Your assignment -
The result should be all the records, exact and complete, without a single picture.

Available data -

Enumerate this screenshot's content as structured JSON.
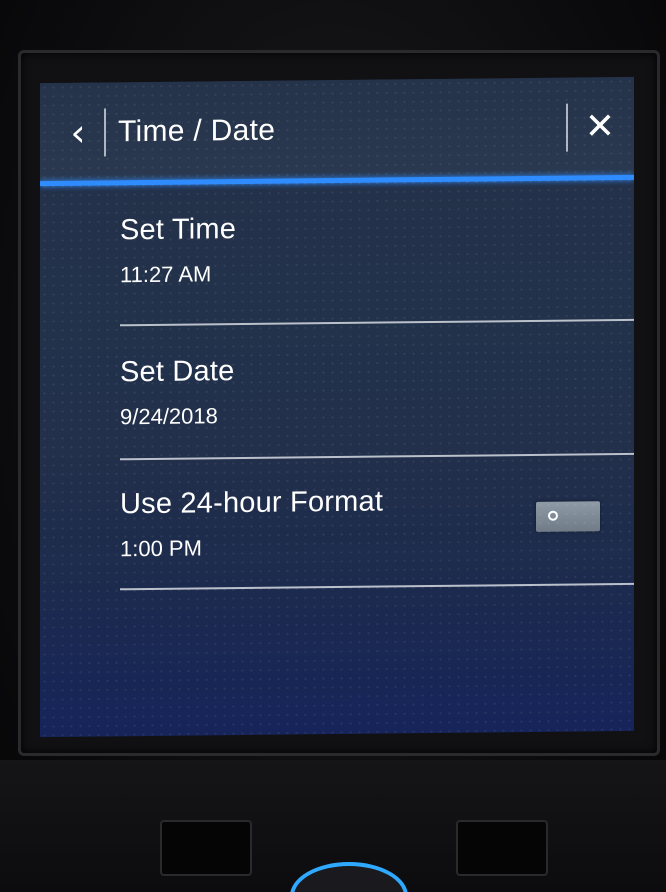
{
  "header": {
    "back_glyph": "‹",
    "title": "Time / Date",
    "close_glyph": "✕"
  },
  "settings": {
    "items": [
      {
        "label": "Set Time",
        "value": "11:27 AM"
      },
      {
        "label": "Set Date",
        "value": "9/24/2018"
      },
      {
        "label": "Use 24-hour Format",
        "value": "1:00 PM",
        "toggle": "off"
      }
    ]
  },
  "theme": {
    "accent": "#2f8cff",
    "text": "#ffffff",
    "screen_background": "#22304b"
  },
  "icons": {
    "back": "chevron-left-icon",
    "close": "close-icon",
    "toggle_knob": "toggle-knob-icon"
  }
}
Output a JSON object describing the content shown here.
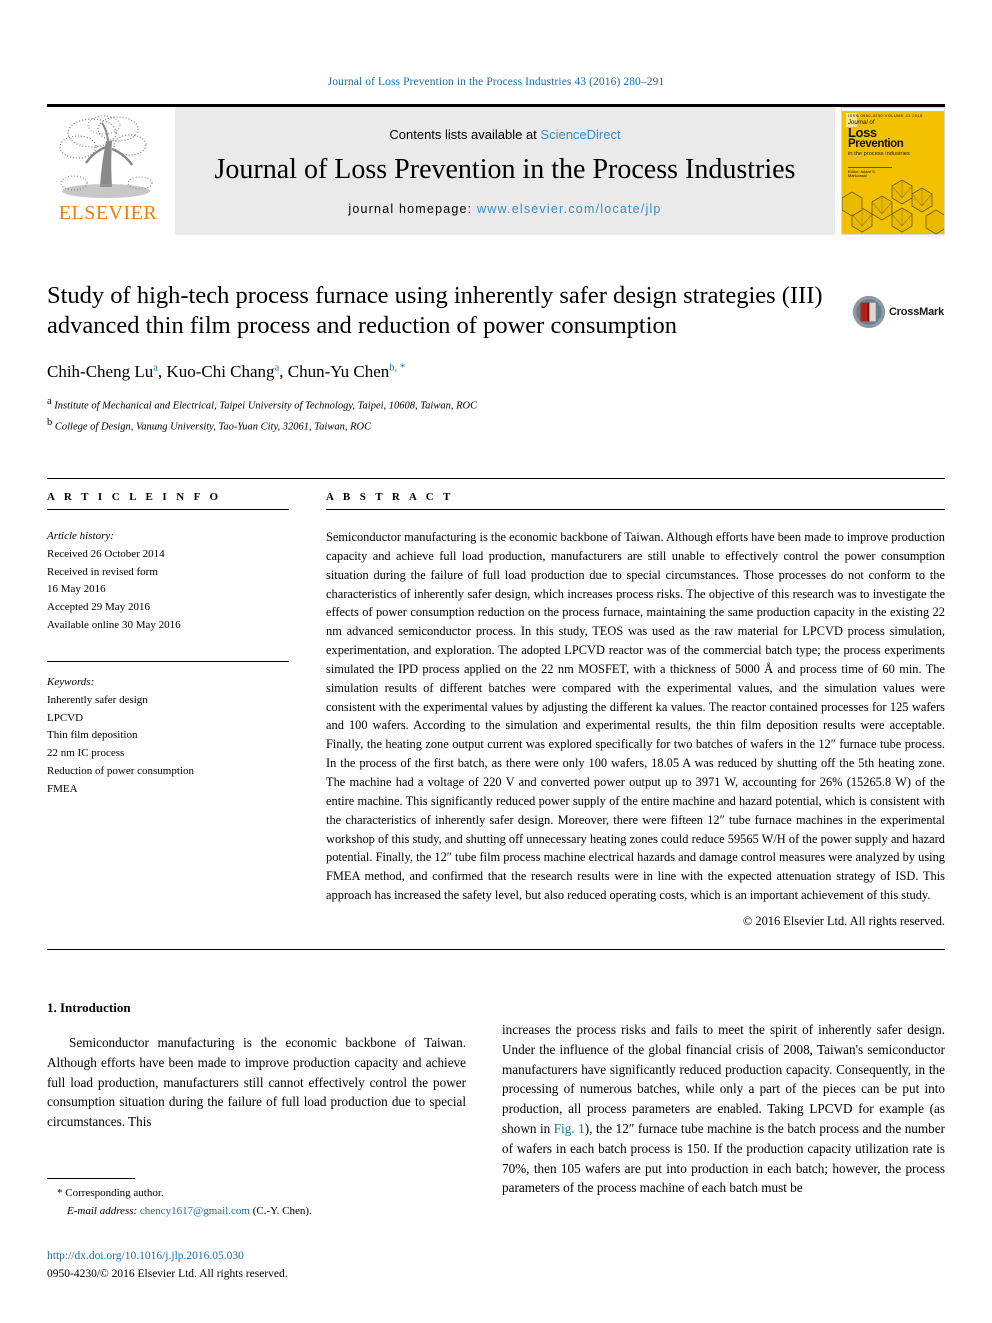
{
  "running_head": "Journal of Loss Prevention in the Process Industries 43 (2016) 280–291",
  "masthead": {
    "publisher_name": "ELSEVIER",
    "contents_prefix": "Contents lists available at ",
    "contents_link": "ScienceDirect",
    "journal_title": "Journal of Loss Prevention in the Process Industries",
    "homepage_prefix": "journal homepage: ",
    "homepage_url": "www.elsevier.com/locate/jlp",
    "cover": {
      "top_tiny": "ISSN 0950-4230   VOLUME 43   2016",
      "line_journal": "Journal of",
      "line_loss": "Loss",
      "line_prevention": "Prevention",
      "line_sub": "in the process industries",
      "line_editor": "Editor: Adam S. Markowski"
    }
  },
  "article": {
    "title": "Study of high-tech process furnace using inherently safer design strategies (III) advanced thin film process and reduction of power consumption",
    "authors": [
      {
        "name": "Chih-Cheng Lu",
        "sup": "a"
      },
      {
        "name": "Kuo-Chi Chang",
        "sup": "a"
      },
      {
        "name": "Chun-Yu Chen",
        "sup": "b, *"
      }
    ],
    "affiliations": [
      {
        "marker": "a",
        "text": "Institute of Mechanical and Electrical, Taipei University of Technology, Taipei, 10608, Taiwan, ROC"
      },
      {
        "marker": "b",
        "text": "College of Design, Vanung University, Tao-Yuan City, 32061, Taiwan, ROC"
      }
    ],
    "crossmark_label": "CrossMark"
  },
  "article_info": {
    "heading": "A R T I C L E   I N F O",
    "history_label": "Article history:",
    "history": [
      "Received 26 October 2014",
      "Received in revised form",
      "16 May 2016",
      "Accepted 29 May 2016",
      "Available online 30 May 2016"
    ],
    "keywords_label": "Keywords:",
    "keywords": [
      "Inherently safer design",
      "LPCVD",
      "Thin film deposition",
      "22 nm IC process",
      "Reduction of power consumption",
      "FMEA"
    ]
  },
  "abstract": {
    "heading": "A B S T R A C T",
    "text": "Semiconductor manufacturing is the economic backbone of Taiwan. Although efforts have been made to improve production capacity and achieve full load production, manufacturers are still unable to effectively control the power consumption situation during the failure of full load production due to special circumstances. Those processes do not conform to the characteristics of inherently safer design, which increases process risks. The objective of this research was to investigate the effects of power consumption reduction on the process furnace, maintaining the same production capacity in the existing 22 nm advanced semiconductor process. In this study, TEOS was used as the raw material for LPCVD process simulation, experimentation, and exploration. The adopted LPCVD reactor was of the commercial batch type; the process experiments simulated the IPD process applied on the 22 nm MOSFET, with a thickness of 5000 Å and process time of 60 min. The simulation results of different batches were compared with the experimental values, and the simulation values were consistent with the experimental values by adjusting the different ka values. The reactor contained processes for 125 wafers and 100 wafers. According to the simulation and experimental results, the thin film deposition results were acceptable. Finally, the heating zone output current was explored specifically for two batches of wafers in the 12″ furnace tube process. In the process of the first batch, as there were only 100 wafers, 18.05 A was reduced by shutting off the 5th heating zone. The machine had a voltage of 220 V and converted power output up to 3971 W, accounting for 26% (15265.8 W) of the entire machine. This significantly reduced power supply of the entire machine and hazard potential, which is consistent with the characteristics of inherently safer design. Moreover, there were fifteen 12″ tube furnace machines in the experimental workshop of this study, and shutting off unnecessary heating zones could reduce 59565 W/H of the power supply and hazard potential. Finally, the 12″ tube film process machine electrical hazards and damage control measures were analyzed by using FMEA method, and confirmed that the research results were in line with the expected attenuation strategy of ISD. This approach has increased the safety level, but also reduced operating costs, which is an important achievement of this study.",
    "copyright": "© 2016 Elsevier Ltd. All rights reserved."
  },
  "body": {
    "section_number_title": "1. Introduction",
    "left_paragraph": "Semiconductor manufacturing is the economic backbone of Taiwan. Although efforts have been made to improve production capacity and achieve full load production, manufacturers still cannot effectively control the power consumption situation during the failure of full load production due to special circumstances. This",
    "right_paragraph_part1": "increases the process risks and fails to meet the spirit of inherently safer design. Under the influence of the global financial crisis of 2008, Taiwan's semiconductor manufacturers have significantly reduced production capacity. Consequently, in the processing of numerous batches, while only a part of the pieces can be put into production, all process parameters are enabled. Taking LPCVD for example (as shown in ",
    "right_figure_link": "Fig. 1",
    "right_paragraph_part2": "), the 12″ furnace tube machine is the batch process and the number of wafers in each batch process is 150. If the production capacity utilization rate is 70%, then 105 wafers are put into production in each batch; however, the process parameters of the process machine of each batch must be"
  },
  "footnotes": {
    "corresponding_marker": "*",
    "corresponding_text": "Corresponding author.",
    "email_label": "E-mail address:",
    "email": "chency1617@gmail.com",
    "email_owner": "(C.-Y. Chen)."
  },
  "footer": {
    "doi": "http://dx.doi.org/10.1016/j.jlp.2016.05.030",
    "issn_line": "0950-4230/© 2016 Elsevier Ltd. All rights reserved."
  },
  "colors": {
    "link_blue": "#1a6ca8",
    "sciencedirect_blue": "#3a8cc8",
    "elsevier_orange": "#ef7e10",
    "cover_yellow": "#f2c200"
  }
}
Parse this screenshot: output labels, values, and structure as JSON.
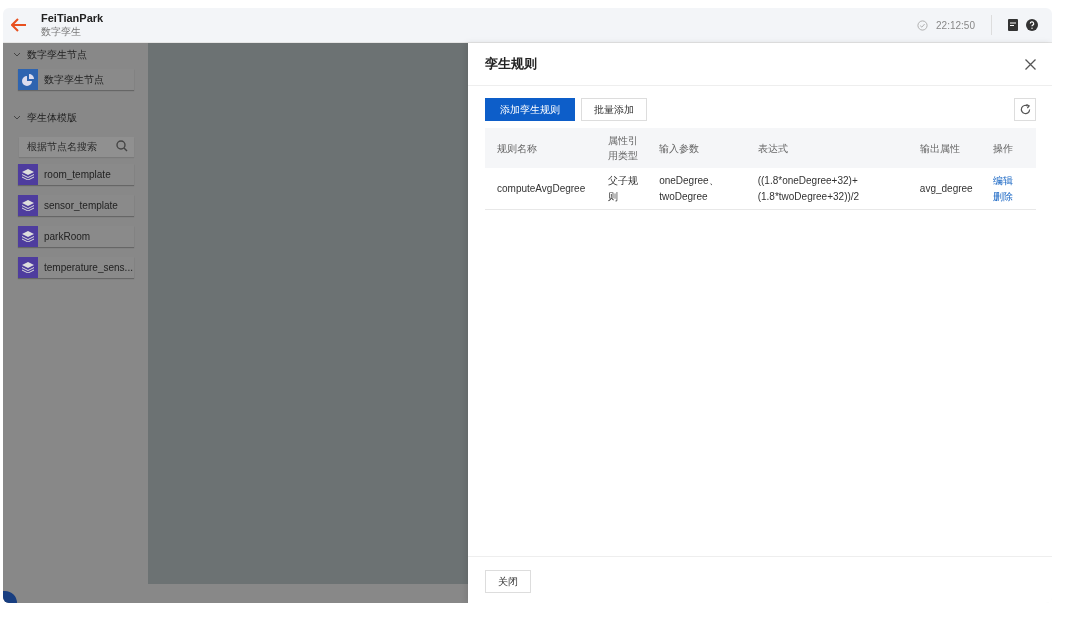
{
  "header": {
    "title": "FeiTianPark",
    "subtitle": "数字孪生",
    "time": "22:12:50"
  },
  "sidebar": {
    "sections": [
      {
        "title": "数字孪生节点",
        "expanded": true,
        "kind": "node",
        "items": [
          {
            "label": "数字孪生节点"
          }
        ]
      },
      {
        "title": "孪生体模版",
        "expanded": true,
        "kind": "template",
        "search": {
          "placeholder": "根据节点名搜索"
        },
        "items": [
          {
            "label": "room_template"
          },
          {
            "label": "sensor_template"
          },
          {
            "label": "parkRoom"
          },
          {
            "label": "temperature_sens..."
          }
        ]
      }
    ]
  },
  "drawer": {
    "title": "孪生规则",
    "buttons": [
      {
        "label": "添加孪生规则",
        "kind": "primary"
      },
      {
        "label": "批量添加",
        "kind": "default"
      }
    ],
    "table": {
      "columns": [
        "规则名称",
        "属性引用类型",
        "输入参数",
        "表达式",
        "输出属性",
        "操作"
      ],
      "rows": [
        {
          "name": "computeAvgDegree",
          "type": "父子规则",
          "inputs": "oneDegree、twoDegree",
          "expression": "((1.8*oneDegree+32)+(1.8*twoDegree+32))/2",
          "output": "avg_degree",
          "actions": [
            "编辑",
            "删除"
          ]
        }
      ]
    },
    "footer_button": "关闭"
  }
}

Solution to this exercise -
Enumerate this screenshot's content as structured JSON.
{
  "header": {
    "back_glyph": "‹",
    "title": "Time / Date",
    "close_glyph": "✕"
  },
  "settings": {
    "items": [
      {
        "label": "Set Time",
        "value": "11:27 AM"
      },
      {
        "label": "Set Date",
        "value": "9/24/2018"
      },
      {
        "label": "Use 24-hour Format",
        "value": "1:00 PM",
        "toggle": "off"
      }
    ]
  },
  "theme": {
    "accent": "#2f8cff",
    "text": "#ffffff",
    "screen_background": "#22304b"
  },
  "icons": {
    "back": "chevron-left-icon",
    "close": "close-icon",
    "toggle_knob": "toggle-knob-icon"
  }
}
Output a JSON object describing the content shown here.
{
  "running_head": "Journal of Loss Prevention in the Process Industries 43 (2016) 280–291",
  "masthead": {
    "publisher_name": "ELSEVIER",
    "contents_prefix": "Contents lists available at ",
    "contents_link": "ScienceDirect",
    "journal_title": "Journal of Loss Prevention in the Process Industries",
    "homepage_prefix": "journal homepage: ",
    "homepage_url": "www.elsevier.com/locate/jlp",
    "cover": {
      "top_tiny": "ISSN 0950-4230   VOLUME 43   2016",
      "line_journal": "Journal of",
      "line_loss": "Loss",
      "line_prevention": "Prevention",
      "line_sub": "in the process industries",
      "line_editor": "Editor: Adam S. Markowski"
    }
  },
  "article": {
    "title": "Study of high-tech process furnace using inherently safer design strategies (III) advanced thin film process and reduction of power consumption",
    "authors": [
      {
        "name": "Chih-Cheng Lu",
        "sup": "a"
      },
      {
        "name": "Kuo-Chi Chang",
        "sup": "a"
      },
      {
        "name": "Chun-Yu Chen",
        "sup": "b, *"
      }
    ],
    "affiliations": [
      {
        "marker": "a",
        "text": "Institute of Mechanical and Electrical, Taipei University of Technology, Taipei, 10608, Taiwan, ROC"
      },
      {
        "marker": "b",
        "text": "College of Design, Vanung University, Tao-Yuan City, 32061, Taiwan, ROC"
      }
    ],
    "crossmark_label": "CrossMark"
  },
  "article_info": {
    "heading": "A R T I C L E   I N F O",
    "history_label": "Article history:",
    "history": [
      "Received 26 October 2014",
      "Received in revised form",
      "16 May 2016",
      "Accepted 29 May 2016",
      "Available online 30 May 2016"
    ],
    "keywords_label": "Keywords:",
    "keywords": [
      "Inherently safer design",
      "LPCVD",
      "Thin film deposition",
      "22 nm IC process",
      "Reduction of power consumption",
      "FMEA"
    ]
  },
  "abstract": {
    "heading": "A B S T R A C T",
    "text": "Semiconductor manufacturing is the economic backbone of Taiwan. Although efforts have been made to improve production capacity and achieve full load production, manufacturers are still unable to effectively control the power consumption situation during the failure of full load production due to special circumstances. Those processes do not conform to the characteristics of inherently safer design, which increases process risks. The objective of this research was to investigate the effects of power consumption reduction on the process furnace, maintaining the same production capacity in the existing 22 nm advanced semiconductor process. In this study, TEOS was used as the raw material for LPCVD process simulation, experimentation, and exploration. The adopted LPCVD reactor was of the commercial batch type; the process experiments simulated the IPD process applied on the 22 nm MOSFET, with a thickness of 5000 Å and process time of 60 min. The simulation results of different batches were compared with the experimental values, and the simulation values were consistent with the experimental values by adjusting the different ka values. The reactor contained processes for 125 wafers and 100 wafers. According to the simulation and experimental results, the thin film deposition results were acceptable. Finally, the heating zone output current was explored specifically for two batches of wafers in the 12″ furnace tube process. In the process of the first batch, as there were only 100 wafers, 18.05 A was reduced by shutting off the 5th heating zone. The machine had a voltage of 220 V and converted power output up to 3971 W, accounting for 26% (15265.8 W) of the entire machine. This significantly reduced power supply of the entire machine and hazard potential, which is consistent with the characteristics of inherently safer design. Moreover, there were fifteen 12″ tube furnace machines in the experimental workshop of this study, and shutting off unnecessary heating zones could reduce 59565 W/H of the power supply and hazard potential. Finally, the 12″ tube film process machine electrical hazards and damage control measures were analyzed by using FMEA method, and confirmed that the research results were in line with the expected attenuation strategy of ISD. This approach has increased the safety level, but also reduced operating costs, which is an important achievement of this study.",
    "copyright": "© 2016 Elsevier Ltd. All rights reserved."
  },
  "body": {
    "section_number_title": "1. Introduction",
    "left_paragraph": "Semiconductor manufacturing is the economic backbone of Taiwan. Although efforts have been made to improve production capacity and achieve full load production, manufacturers still cannot effectively control the power consumption situation during the failure of full load production due to special circumstances. This",
    "right_paragraph_part1": "increases the process risks and fails to meet the spirit of inherently safer design. Under the influence of the global financial crisis of 2008, Taiwan's semiconductor manufacturers have significantly reduced production capacity. Consequently, in the processing of numerous batches, while only a part of the pieces can be put into production, all process parameters are enabled. Taking LPCVD for example (as shown in ",
    "right_figure_link": "Fig. 1",
    "right_paragraph_part2": "), the 12″ furnace tube machine is the batch process and the number of wafers in each batch process is 150. If the production capacity utilization rate is 70%, then 105 wafers are put into production in each batch; however, the process parameters of the process machine of each batch must be"
  },
  "footnotes": {
    "corresponding_marker": "*",
    "corresponding_text": "Corresponding author.",
    "email_label": "E-mail address:",
    "email": "chency1617@gmail.com",
    "email_owner": "(C.-Y. Chen)."
  },
  "footer": {
    "doi": "http://dx.doi.org/10.1016/j.jlp.2016.05.030",
    "issn_line": "0950-4230/© 2016 Elsevier Ltd. All rights reserved."
  },
  "colors": {
    "link_blue": "#1a6ca8",
    "sciencedirect_blue": "#3a8cc8",
    "elsevier_orange": "#ef7e10",
    "cover_yellow": "#f2c200"
  }
}
Parse this screenshot: output labels, values, and structure as JSON.
{
  "header": {
    "title": "FeiTianPark",
    "subtitle": "数字孪生",
    "time": "22:12:50"
  },
  "sidebar": {
    "sections": [
      {
        "title": "数字孪生节点",
        "expanded": true,
        "kind": "node",
        "items": [
          {
            "label": "数字孪生节点"
          }
        ]
      },
      {
        "title": "孪生体模版",
        "expanded": true,
        "kind": "template",
        "search": {
          "placeholder": "根据节点名搜索"
        },
        "items": [
          {
            "label": "room_template"
          },
          {
            "label": "sensor_template"
          },
          {
            "label": "parkRoom"
          },
          {
            "label": "temperature_sens..."
          }
        ]
      }
    ]
  },
  "drawer": {
    "title": "孪生规则",
    "buttons": [
      {
        "label": "添加孪生规则",
        "kind": "primary"
      },
      {
        "label": "批量添加",
        "kind": "default"
      }
    ],
    "table": {
      "columns": [
        "规则名称",
        "属性引用类型",
        "输入参数",
        "表达式",
        "输出属性",
        "操作"
      ],
      "rows": [
        {
          "name": "computeAvgDegree",
          "type": "父子规则",
          "inputs": "oneDegree、twoDegree",
          "expression": "((1.8*oneDegree+32)+(1.8*twoDegree+32))/2",
          "output": "avg_degree",
          "actions": [
            "编辑",
            "删除"
          ]
        }
      ]
    },
    "footer_button": "关闭"
  }
}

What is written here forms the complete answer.